Exercise inputs:

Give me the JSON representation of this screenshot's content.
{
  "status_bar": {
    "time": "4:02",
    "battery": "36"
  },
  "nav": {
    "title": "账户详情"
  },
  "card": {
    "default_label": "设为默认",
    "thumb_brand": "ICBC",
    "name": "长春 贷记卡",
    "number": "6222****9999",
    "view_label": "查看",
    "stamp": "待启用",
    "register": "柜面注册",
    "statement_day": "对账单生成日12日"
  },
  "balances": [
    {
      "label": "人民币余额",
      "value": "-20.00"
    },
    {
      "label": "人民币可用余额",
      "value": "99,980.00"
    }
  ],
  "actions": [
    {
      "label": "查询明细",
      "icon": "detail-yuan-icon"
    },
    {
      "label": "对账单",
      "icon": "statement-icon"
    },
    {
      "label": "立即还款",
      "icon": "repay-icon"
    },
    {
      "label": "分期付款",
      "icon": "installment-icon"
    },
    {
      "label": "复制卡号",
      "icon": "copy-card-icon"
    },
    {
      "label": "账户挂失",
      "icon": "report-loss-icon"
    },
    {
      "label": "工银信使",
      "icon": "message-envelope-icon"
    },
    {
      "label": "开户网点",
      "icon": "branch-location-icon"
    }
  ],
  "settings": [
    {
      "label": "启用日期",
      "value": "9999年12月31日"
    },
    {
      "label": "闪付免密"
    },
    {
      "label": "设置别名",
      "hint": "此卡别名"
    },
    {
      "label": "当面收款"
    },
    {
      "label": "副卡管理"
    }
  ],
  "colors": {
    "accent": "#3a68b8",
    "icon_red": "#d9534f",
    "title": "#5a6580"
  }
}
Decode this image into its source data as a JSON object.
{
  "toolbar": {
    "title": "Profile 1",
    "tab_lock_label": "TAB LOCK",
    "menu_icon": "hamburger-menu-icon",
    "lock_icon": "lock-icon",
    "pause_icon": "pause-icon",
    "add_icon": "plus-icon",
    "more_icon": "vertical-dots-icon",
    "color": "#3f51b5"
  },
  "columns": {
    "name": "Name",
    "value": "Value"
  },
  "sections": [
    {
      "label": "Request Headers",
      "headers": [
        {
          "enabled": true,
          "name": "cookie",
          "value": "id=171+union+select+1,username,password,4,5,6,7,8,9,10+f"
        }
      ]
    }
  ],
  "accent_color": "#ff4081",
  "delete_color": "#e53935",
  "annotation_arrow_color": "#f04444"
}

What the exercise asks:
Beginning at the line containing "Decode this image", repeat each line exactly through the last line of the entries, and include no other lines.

Your response:
Decode this image into its source data as a JSON object.
{
  "toolbar": {
    "title": "Profile 1",
    "tab_lock_label": "TAB LOCK",
    "menu_icon": "hamburger-menu-icon",
    "lock_icon": "lock-icon",
    "pause_icon": "pause-icon",
    "add_icon": "plus-icon",
    "more_icon": "vertical-dots-icon",
    "color": "#3f51b5"
  },
  "columns": {
    "name": "Name",
    "value": "Value"
  },
  "sections": [
    {
      "label": "Request Headers",
      "headers": [
        {
          "enabled": true,
          "name": "cookie",
          "value": "id=171+union+select+1,username,password,4,5,6,7,8,9,10+f"
        }
      ]
    }
  ],
  "accent_color": "#ff4081",
  "delete_color": "#e53935",
  "annotation_arrow_color": "#f04444"
}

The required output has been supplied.